The Thing breaks the rules from the get-go. A pre-credits sequence shows a futuristic saucer flaming in Earth's atmosphere, but we are in the distant past. The film will turn out to be intensely claustrophobic, yet the opening shot is of the wide open spaces of Antarctica. And for a monster movie, it shows the beast ridiculously early, in fact it is the first living thing we will see. Only we don't know that yet, because it is in the form of a cute dog ruthlessly hunted from a helicopter by unnamed bad guys. Half an hour later, when the audience (but no character) sees the dog's face peel open like a banana and issue oodles of gore drenched tentacles, we will reverse our opinion and wish that the guy in the chopper had got a better shot on the dog.
Carpenter's film is about men in isolation and he peoples the Antarctic station with a cast of bored, bickering blokes comprising some of the finest ensemble actors around at the time (standouts are Richard Dysart, A. Wilford Brimley, Donald Moffat and the late Charles Hallahan) plus Kurt Russell, a criminally underused hero of the old, gruff school prevalent before all these pretty boys came along, as McReady the reluctant, taciturn leader. One by one the men are relentlessly whittled down in a crimson haze of flying gore, disembodied limbs and helpless screams with the permanent paranoid question of which of them is still human hanging over them all.
But if the plot of The Thing is a compelling exercise in suspense, Rob Bottin's groundbreaking prosthetic make-up effects provide release, albeit for some a release of their lunch. The first time we see Bottin's (an obscenely precocious 23 year-old) handiwork it is inanimate on the surgeon's operating table. A distorted, screaming human face pokes out from a mess of insectoid leg and undifferentiated flesh and slime. It's a clever way of nodding to the forthcoming horrors. If this is the aftermath, we wonder, what the hell does this thing look like when it's in action? We find out, properly anyway, one hour and 12 minutes in.
There are a few sequences in films that transcend the movies they're part of and take on a life and reputation of their own: Robert De Niro's "You talkin' to me" in Taxi Driver or the ape flinging the bone heavenwards in 2001. When Copper pushes the defibrialator paddles against Norris' chest for the second time, his arms crashing through the flesh before being severed by a giant set of jaws (the figure who staggers backwards shrieking and armless is in fact an amputee double wearing a mask) we know we are in the presence of such a scene. And just as we think that things simply cannot get any more extreme his head slips off the table and sprouts legs.

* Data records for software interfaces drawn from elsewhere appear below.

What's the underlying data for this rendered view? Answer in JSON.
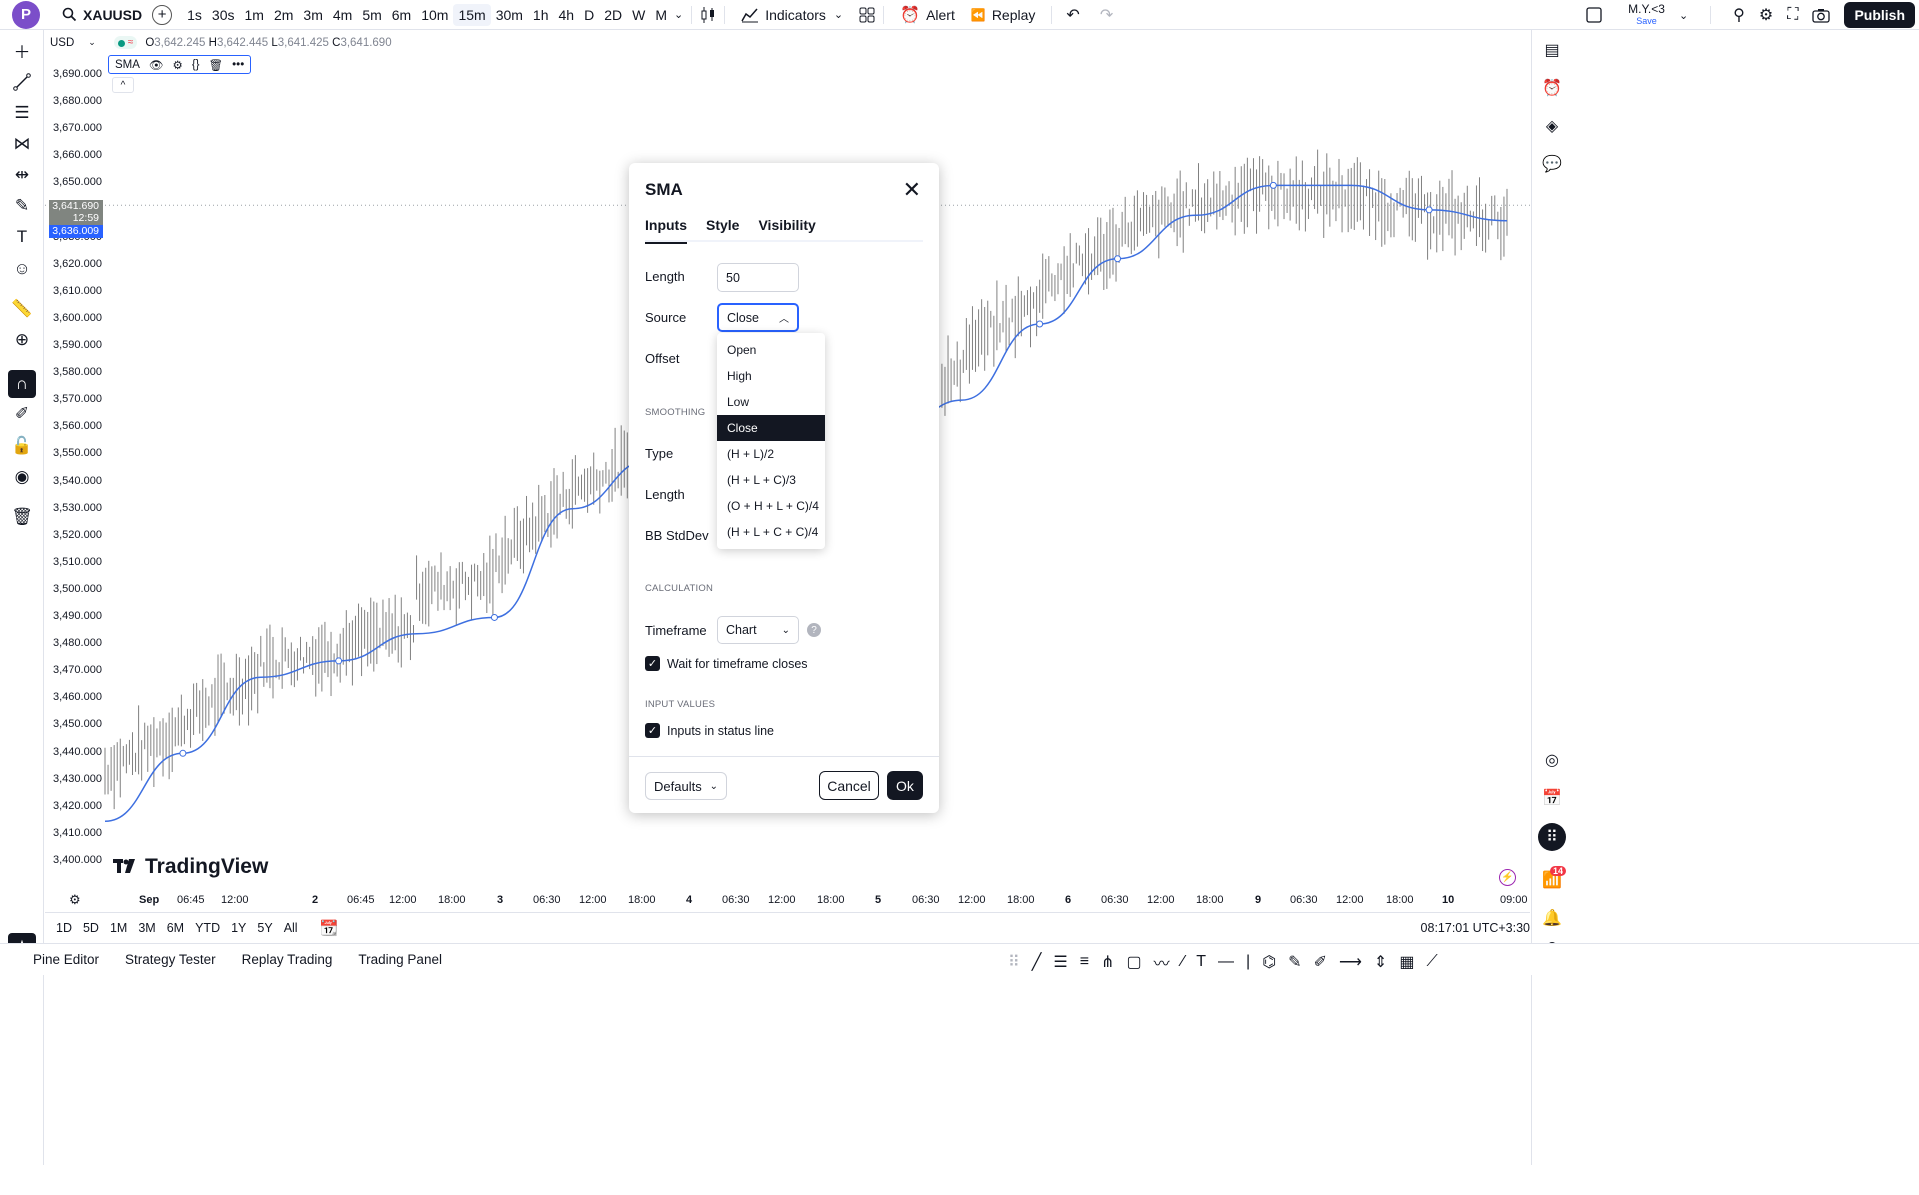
{
  "topbar": {
    "logo_letter": "P",
    "symbol": "XAUUSD",
    "intervals": [
      "1s",
      "30s",
      "1m",
      "2m",
      "3m",
      "4m",
      "5m",
      "6m",
      "10m",
      "15m",
      "30m",
      "1h",
      "4h",
      "D",
      "2D",
      "W",
      "M"
    ],
    "active_interval": "15m",
    "indicators_label": "Indicators",
    "alert_label": "Alert",
    "replay_label": "Replay",
    "user_name": "M.Y.<3",
    "user_save": "Save",
    "publish_label": "Publish"
  },
  "legend": {
    "currency": "USD",
    "open_label": "O",
    "open": "3,642.245",
    "high_label": "H",
    "high": "3,642.445",
    "low_label": "L",
    "low": "3,641.425",
    "close_label": "C",
    "close": "3,641.690",
    "sma_label": "SMA"
  },
  "price_axis": [
    "3,690.000",
    "3,680.000",
    "3,670.000",
    "3,660.000",
    "3,650.000",
    "3,640.000",
    "3,630.000",
    "3,620.000",
    "3,610.000",
    "3,600.000",
    "3,590.000",
    "3,580.000",
    "3,570.000",
    "3,560.000",
    "3,550.000",
    "3,540.000",
    "3,530.000",
    "3,520.000",
    "3,510.000",
    "3,500.000",
    "3,490.000",
    "3,480.000",
    "3,470.000",
    "3,460.000",
    "3,450.000",
    "3,440.000",
    "3,430.000",
    "3,420.000",
    "3,410.000",
    "3,400.000"
  ],
  "price_badges": {
    "last": "3,641.690",
    "countdown": "12:59",
    "sma": "3,636.009"
  },
  "time_axis": [
    "Sep",
    "06:45",
    "12:00",
    "2",
    "06:45",
    "12:00",
    "18:00",
    "3",
    "06:30",
    "12:00",
    "18:00",
    "4",
    "06:30",
    "12:00",
    "18:00",
    "5",
    "06:30",
    "12:00",
    "18:00",
    "6",
    "06:30",
    "12:00",
    "18:00",
    "9",
    "06:30",
    "12:00",
    "18:00",
    "10",
    "09:00"
  ],
  "ranges": [
    "1D",
    "5D",
    "1M",
    "3M",
    "6M",
    "YTD",
    "1Y",
    "5Y",
    "All"
  ],
  "clock": "08:17:01 UTC+3:30",
  "watermark": "TradingView",
  "footer_tabs": [
    "Pine Editor",
    "Strategy Tester",
    "Replay Trading",
    "Trading Panel"
  ],
  "notification_count": "14",
  "dialog": {
    "title": "SMA",
    "tabs": [
      "Inputs",
      "Style",
      "Visibility"
    ],
    "length_label": "Length",
    "length_value": "50",
    "source_label": "Source",
    "source_value": "Close",
    "offset_label": "Offset",
    "smoothing_header": "SMOOTHING",
    "type_label": "Type",
    "smooth_length_label": "Length",
    "bb_label": "BB StdDev",
    "calc_header": "CALCULATION",
    "timeframe_label": "Timeframe",
    "timeframe_value": "Chart",
    "wait_label": "Wait for timeframe closes",
    "input_values_header": "INPUT VALUES",
    "status_line_label": "Inputs in status line",
    "defaults_label": "Defaults",
    "cancel_label": "Cancel",
    "ok_label": "Ok"
  },
  "source_menu": {
    "options": [
      "Open",
      "High",
      "Low",
      "Close",
      "(H + L)/2",
      "(H + L + C)/3",
      "(O + H + L + C)/4",
      "(H + L + C + C)/4"
    ],
    "selected": "Close"
  },
  "colors": {
    "sma_line": "#3d6fe0",
    "accent": "#2962ff",
    "candle": "#808080",
    "badge_price": "#808580",
    "badge_sma": "#2962ff"
  },
  "chart_data": {
    "type": "line",
    "series": [
      {
        "name": "SMA",
        "values": [
          3415,
          3440,
          3468,
          3474,
          3484,
          3490,
          3530,
          3548,
          3550,
          3545,
          3553,
          3570,
          3598,
          3622,
          3638,
          3649,
          3649,
          3640,
          3636
        ]
      }
    ],
    "x": [
      "Sep",
      "06:45",
      "12:00",
      "2",
      "12:00",
      "18:00",
      "3",
      "12:00",
      "18:00",
      "4",
      "5",
      "12:00",
      "6",
      "12:00",
      "18:00",
      "9",
      "12:00",
      "18:00",
      "10"
    ],
    "ylim": [
      3400,
      3690
    ]
  }
}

In six words Palmer (David Clennon) expresses the feelings of the slack-jawed audience: "You've got to be fucking kidding". It's a sequence that any ordinary film would have trouble recovering from. How do you provide an ending that will in any way live up that kind of excess? Brilliantly Carpenter and screenwriter Bill Lancaster go in entirely the opposite direction, continuing his rule breaking. There's no happy ending, and no tragic one. In fact there's no conventional ending at all, just two men, alone in the icy dark of Antarctica one, or both, of whom may not be all they appear.